|Left to right: Gena Rowlands, Spike Lee, and Debbie Reynolds|
Along with the familiar competitive Oscar season, it is time once again to give out the Honorary Oscars. These are rewarded to artists who have given a noticeable career to the arts and have arguably made it better. Among last year's winners were Steve Martin and Angelina Jolie. This year hasa trio of familiar and curious faces that are sure to leave at very least some interesting speeches - if they choose to show up. For now, the following is a list of the artists of whom will be receiving honorary awards in November.

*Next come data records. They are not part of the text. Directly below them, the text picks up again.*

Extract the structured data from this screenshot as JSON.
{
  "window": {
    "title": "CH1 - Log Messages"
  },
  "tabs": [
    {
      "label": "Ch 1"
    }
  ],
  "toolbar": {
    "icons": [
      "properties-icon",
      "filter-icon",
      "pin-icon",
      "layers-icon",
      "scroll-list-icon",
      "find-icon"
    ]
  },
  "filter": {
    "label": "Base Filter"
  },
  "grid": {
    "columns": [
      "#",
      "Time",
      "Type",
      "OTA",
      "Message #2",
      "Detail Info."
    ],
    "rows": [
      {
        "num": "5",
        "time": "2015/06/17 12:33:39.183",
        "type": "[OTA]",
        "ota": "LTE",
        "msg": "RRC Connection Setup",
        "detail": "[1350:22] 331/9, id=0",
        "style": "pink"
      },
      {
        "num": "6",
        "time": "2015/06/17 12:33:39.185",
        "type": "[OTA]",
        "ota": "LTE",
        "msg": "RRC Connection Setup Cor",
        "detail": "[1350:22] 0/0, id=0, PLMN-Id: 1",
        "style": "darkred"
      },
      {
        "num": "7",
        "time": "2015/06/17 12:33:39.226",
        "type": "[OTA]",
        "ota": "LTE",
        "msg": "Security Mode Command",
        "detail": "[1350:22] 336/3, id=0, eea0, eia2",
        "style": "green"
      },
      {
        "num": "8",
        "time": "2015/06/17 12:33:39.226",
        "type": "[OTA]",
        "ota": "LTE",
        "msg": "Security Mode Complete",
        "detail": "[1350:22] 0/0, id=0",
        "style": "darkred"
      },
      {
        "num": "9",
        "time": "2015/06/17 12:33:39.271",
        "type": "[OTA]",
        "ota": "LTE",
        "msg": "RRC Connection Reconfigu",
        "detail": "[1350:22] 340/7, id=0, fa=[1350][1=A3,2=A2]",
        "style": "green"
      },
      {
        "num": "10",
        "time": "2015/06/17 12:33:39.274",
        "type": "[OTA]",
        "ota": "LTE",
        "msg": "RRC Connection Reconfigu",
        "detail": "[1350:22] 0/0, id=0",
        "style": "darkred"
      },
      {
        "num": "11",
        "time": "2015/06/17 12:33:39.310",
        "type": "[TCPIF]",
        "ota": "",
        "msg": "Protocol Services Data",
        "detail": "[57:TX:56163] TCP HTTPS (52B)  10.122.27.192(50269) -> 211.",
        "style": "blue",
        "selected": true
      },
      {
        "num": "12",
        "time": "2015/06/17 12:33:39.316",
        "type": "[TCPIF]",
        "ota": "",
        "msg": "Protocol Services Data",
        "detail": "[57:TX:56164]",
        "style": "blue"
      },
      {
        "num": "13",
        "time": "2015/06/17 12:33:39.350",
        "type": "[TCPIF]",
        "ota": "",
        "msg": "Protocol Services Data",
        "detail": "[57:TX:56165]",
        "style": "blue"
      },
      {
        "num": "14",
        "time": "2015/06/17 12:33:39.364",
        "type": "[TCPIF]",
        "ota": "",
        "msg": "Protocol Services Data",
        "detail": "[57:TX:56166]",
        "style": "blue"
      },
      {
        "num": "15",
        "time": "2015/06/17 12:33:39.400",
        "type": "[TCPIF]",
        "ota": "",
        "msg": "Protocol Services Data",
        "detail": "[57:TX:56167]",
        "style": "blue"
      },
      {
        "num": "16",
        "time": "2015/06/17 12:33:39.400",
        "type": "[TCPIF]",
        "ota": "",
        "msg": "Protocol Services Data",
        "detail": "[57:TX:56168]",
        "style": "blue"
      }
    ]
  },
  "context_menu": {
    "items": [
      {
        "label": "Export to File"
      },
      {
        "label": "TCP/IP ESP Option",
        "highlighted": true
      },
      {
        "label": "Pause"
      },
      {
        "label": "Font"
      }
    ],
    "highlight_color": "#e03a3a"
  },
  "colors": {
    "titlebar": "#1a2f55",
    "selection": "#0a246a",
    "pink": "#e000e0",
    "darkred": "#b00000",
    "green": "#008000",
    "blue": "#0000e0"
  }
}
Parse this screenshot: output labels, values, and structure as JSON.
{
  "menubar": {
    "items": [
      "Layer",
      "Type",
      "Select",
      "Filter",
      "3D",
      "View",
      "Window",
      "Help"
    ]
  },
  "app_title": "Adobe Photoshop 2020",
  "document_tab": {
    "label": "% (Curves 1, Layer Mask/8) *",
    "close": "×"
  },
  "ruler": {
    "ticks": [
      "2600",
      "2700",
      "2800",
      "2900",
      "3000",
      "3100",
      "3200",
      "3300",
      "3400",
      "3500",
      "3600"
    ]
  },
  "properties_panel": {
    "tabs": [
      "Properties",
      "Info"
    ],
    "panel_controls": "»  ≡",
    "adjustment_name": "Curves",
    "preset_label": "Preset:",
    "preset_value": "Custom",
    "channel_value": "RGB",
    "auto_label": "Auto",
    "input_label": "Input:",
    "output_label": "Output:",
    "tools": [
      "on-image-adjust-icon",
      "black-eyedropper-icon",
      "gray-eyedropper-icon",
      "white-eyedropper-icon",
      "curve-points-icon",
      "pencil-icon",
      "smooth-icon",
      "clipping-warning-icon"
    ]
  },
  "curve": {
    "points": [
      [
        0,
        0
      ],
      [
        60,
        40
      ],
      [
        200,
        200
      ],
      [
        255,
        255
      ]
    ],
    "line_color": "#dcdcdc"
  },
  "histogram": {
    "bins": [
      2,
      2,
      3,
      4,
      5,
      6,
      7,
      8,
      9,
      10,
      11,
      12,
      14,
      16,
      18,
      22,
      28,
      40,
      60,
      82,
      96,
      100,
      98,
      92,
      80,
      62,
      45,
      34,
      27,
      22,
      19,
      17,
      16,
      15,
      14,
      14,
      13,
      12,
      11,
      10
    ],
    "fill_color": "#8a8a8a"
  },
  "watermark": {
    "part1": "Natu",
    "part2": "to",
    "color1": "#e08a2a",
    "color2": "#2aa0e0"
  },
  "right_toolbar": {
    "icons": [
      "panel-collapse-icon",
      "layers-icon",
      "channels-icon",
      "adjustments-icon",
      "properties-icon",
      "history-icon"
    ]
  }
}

Among the list of winners is probably the most puzzling of all: Spike Lee. Now, he has received two Oscar nominations in his career, but he also has been mired in controversy. 1989 famously was the year in which his film Do the Right Thing got snubbed for a Best Picture nomination for the tamer race relations drama Driving Miss Daisy (which won Best Picture). He has never had a Best Picture nominee to his credit, but he has had a stubborn relationship with The Academy since. This past January when Selma was ignored in major categories, he told director Ava Duvernay, verbatim, "Fuck them." It isn't entirely clear why Lee was selected or if he'll even show up. He is, as a result, the most interesting wild card of the bunch.
The following is a list of the recipients as well as the brief descriptions as shared by The Academy:
|Lee in Do the Right Thing|
Spike Lee (Honorary Award): A champion of independent film and an inspiration to young filmmakers, made an auspicious debut with his NYU thesis film, Joe’s Bed-Stuy Barbershop: We Cut Heads, which won a Student Academy Award in 1983. He proceeded to blaze a distinctive trail with such features as She’s Gotta Have It, School Daze, and Do the Right Thing, which earned him a 1989 Oscar nomination for Original Screenplay. His work as a director ranges from the Oscar-nominated documentary feature 4 Little Girls to such mainstream successes as Malcolm X and Inside Man. Lee’s other feature credits include Mo’ Better Blues, Jungle Fever, Crooklyn, He Got Game, 25th Hour, Miracle at St. Anna, and Red Hook Summer. He currently serves as the artistic director of the graduate film program at NYU.
|Rowlands in A Women Under the Influence=|
Gena Rowlands (Honorary Award): An original talent whose devotion to her craft has earned her worldwide recognition as an independent film icon, received Academy Award nominations for her lead performances in A Woman under the Influence (1974) and Gloria (1980), both directed by her husband and frequent collaborator, John Cassavetes. She got her start on the New York stage and in live television in the 1950s and has appeared in 40 feature films to date, from The High Cost of Loving in 1958 to Six Dance Lessons in Six Weeks, which she starred in earlier this year. Her other notable films include Lonely Are the Brave, Faces, Minnie and Moskowitz, Opening Night, Another Woman, Unhook the Stars, Hope Floats, Playing by Heart, The Notebook, and Broken English.
|Reynolds in Singin' in the Rain|
Debbie Reynolds (Jean Hersholt Award): A Hollywood icon since she won hearts with her buoyant performance in Singin’ in the Rain, embarked on the role of a lifetime as a founding member of the Thalians, a charitable organization conceived and sustained by entertainers to promote awareness and treatment of mental health issues. She served as the group’s president almost continuously from 1957 to 2011, adding numerous terms as board chair and frequently presiding over its annual fundraising gala. Her tireless efforts have enabled the Thalians to contribute millions to the Mental Health Center at Cedars-Sinai and to UCLA’s Operation Mend, which helps military veterans recover from the physical and psychological wounds of war. Reynolds has appeared in more than 40 feature films, including The Tender Trap, A Catered Affair, and Mother, and received a 1964 Oscar nomination for her lead performance in The Unsinkable Molly Brown.
For more details, please visit this page. The event will be held on November 14 at The Academy's 7th Annual Governors Awards, which will be held at the Ray Dolby Ballroom and Hollywood & Highland Center. Stay tuned to The Oscar Buzz for coverage of the events as they happen.
What do you think of these three nominees? Do they sound deserving of their awards? Better yet, is Spike Lee even going to show up (my money is on no)?